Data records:
———

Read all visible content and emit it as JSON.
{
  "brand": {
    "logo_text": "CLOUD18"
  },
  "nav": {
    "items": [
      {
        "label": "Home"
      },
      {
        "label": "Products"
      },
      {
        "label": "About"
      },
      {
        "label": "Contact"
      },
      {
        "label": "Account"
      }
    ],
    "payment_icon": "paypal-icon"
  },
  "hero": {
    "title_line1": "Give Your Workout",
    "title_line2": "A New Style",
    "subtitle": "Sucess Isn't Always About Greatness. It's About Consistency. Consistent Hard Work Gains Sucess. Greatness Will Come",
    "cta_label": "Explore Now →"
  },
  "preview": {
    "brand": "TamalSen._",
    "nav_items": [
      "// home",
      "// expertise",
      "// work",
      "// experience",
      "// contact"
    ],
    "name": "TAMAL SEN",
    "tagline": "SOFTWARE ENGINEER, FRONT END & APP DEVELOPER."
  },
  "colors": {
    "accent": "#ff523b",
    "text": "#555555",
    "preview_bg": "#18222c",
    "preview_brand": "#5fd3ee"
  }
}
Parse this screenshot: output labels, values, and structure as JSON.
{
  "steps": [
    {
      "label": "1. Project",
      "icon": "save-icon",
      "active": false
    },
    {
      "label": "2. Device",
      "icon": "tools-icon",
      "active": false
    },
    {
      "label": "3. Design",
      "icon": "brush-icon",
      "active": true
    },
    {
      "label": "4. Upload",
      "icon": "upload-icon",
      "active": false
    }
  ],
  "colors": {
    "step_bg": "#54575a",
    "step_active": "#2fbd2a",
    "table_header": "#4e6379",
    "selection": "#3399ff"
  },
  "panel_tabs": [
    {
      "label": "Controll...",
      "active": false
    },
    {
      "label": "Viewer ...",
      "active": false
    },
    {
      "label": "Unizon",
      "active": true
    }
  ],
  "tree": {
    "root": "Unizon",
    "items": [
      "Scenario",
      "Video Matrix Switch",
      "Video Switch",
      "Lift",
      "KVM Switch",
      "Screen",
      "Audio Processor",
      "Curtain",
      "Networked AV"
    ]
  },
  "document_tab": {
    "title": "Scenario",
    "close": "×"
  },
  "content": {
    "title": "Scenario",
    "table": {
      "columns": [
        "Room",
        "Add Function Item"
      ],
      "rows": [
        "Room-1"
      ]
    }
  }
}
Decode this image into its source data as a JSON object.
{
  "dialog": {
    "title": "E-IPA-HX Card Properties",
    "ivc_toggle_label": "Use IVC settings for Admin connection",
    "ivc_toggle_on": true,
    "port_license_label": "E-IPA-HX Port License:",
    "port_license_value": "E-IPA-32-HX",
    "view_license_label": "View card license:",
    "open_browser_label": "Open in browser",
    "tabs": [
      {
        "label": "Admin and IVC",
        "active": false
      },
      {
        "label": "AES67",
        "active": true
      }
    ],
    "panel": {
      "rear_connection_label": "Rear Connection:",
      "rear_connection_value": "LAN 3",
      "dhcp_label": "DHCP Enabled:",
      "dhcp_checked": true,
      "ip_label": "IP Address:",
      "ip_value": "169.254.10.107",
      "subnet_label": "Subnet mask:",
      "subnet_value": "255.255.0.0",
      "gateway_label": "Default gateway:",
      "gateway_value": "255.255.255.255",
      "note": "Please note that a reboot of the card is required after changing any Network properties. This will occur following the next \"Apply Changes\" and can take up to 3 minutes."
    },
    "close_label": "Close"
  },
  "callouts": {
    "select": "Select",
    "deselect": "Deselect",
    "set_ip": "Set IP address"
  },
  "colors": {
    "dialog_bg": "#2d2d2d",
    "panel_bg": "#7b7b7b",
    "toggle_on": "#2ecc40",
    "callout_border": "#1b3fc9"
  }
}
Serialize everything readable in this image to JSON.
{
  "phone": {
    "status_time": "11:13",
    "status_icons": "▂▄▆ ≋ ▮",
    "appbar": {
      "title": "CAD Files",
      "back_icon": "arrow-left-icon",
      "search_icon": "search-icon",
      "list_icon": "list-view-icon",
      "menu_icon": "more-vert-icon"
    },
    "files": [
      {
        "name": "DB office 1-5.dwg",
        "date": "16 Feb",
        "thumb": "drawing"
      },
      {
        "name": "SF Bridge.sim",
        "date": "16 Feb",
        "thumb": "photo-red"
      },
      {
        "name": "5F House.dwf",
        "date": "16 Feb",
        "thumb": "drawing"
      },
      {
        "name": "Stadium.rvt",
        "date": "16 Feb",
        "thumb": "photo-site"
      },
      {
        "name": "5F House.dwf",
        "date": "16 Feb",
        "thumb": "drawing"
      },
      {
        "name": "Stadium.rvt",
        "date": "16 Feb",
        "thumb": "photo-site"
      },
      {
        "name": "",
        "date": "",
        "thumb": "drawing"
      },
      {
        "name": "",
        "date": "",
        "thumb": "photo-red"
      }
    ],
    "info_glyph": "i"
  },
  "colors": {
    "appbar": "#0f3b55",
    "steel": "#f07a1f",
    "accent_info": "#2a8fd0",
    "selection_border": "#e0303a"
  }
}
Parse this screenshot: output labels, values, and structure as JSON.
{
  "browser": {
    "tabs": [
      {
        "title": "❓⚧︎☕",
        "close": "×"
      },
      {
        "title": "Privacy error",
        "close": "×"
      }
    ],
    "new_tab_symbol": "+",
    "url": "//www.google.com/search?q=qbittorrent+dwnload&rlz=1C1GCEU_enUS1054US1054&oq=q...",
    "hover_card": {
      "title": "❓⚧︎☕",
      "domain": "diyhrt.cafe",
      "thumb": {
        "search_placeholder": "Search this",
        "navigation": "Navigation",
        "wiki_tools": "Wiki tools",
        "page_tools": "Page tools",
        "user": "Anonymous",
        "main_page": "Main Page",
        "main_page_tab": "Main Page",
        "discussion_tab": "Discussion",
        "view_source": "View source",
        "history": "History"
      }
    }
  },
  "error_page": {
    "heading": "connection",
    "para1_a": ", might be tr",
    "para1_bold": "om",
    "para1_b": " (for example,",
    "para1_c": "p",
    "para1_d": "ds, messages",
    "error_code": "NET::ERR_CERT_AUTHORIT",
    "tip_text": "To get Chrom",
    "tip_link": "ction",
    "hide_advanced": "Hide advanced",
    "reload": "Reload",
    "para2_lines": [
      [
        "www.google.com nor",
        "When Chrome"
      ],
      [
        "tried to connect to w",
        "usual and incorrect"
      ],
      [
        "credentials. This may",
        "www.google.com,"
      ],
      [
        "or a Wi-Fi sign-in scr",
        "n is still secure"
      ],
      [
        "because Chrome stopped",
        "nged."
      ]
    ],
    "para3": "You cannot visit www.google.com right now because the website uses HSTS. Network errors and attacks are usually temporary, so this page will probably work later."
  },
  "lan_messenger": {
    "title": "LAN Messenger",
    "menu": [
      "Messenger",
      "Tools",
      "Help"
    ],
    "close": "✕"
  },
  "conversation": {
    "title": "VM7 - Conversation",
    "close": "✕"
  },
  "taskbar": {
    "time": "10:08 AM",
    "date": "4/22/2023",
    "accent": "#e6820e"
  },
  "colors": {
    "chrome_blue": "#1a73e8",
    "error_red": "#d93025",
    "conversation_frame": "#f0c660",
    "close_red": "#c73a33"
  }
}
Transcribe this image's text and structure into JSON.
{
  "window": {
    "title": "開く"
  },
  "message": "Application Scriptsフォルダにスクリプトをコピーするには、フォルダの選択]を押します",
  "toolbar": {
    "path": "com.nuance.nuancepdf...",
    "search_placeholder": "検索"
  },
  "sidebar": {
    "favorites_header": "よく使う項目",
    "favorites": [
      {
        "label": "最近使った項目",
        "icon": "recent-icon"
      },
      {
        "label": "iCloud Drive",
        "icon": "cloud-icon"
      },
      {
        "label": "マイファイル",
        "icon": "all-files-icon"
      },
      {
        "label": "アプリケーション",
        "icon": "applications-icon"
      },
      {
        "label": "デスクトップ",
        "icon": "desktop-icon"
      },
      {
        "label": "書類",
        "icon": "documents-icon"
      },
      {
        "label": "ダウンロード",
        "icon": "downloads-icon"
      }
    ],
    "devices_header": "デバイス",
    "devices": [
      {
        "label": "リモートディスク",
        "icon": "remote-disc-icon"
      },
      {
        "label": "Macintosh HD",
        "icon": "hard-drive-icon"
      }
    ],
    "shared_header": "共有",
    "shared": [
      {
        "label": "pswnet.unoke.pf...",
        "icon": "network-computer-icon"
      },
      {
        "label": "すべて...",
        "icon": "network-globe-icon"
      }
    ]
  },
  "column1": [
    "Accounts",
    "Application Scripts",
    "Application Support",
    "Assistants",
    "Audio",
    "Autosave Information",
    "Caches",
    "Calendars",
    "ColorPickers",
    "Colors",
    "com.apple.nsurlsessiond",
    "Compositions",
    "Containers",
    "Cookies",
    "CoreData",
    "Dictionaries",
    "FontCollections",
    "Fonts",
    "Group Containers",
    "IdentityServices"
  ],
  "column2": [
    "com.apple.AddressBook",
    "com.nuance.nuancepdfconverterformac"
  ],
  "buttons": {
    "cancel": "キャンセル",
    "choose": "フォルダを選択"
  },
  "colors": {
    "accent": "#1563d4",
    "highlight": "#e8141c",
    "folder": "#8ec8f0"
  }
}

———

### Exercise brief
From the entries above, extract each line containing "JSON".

### Result of this exercise
Read all visible content and emit it as JSON.
Parse this screenshot: output labels, values, and structure as JSON.
Decode this image into its source data as a JSON object.
Serialize everything readable in this image to JSON.
Parse this screenshot: output labels, values, and structure as JSON.
Transcribe this image's text and structure into JSON.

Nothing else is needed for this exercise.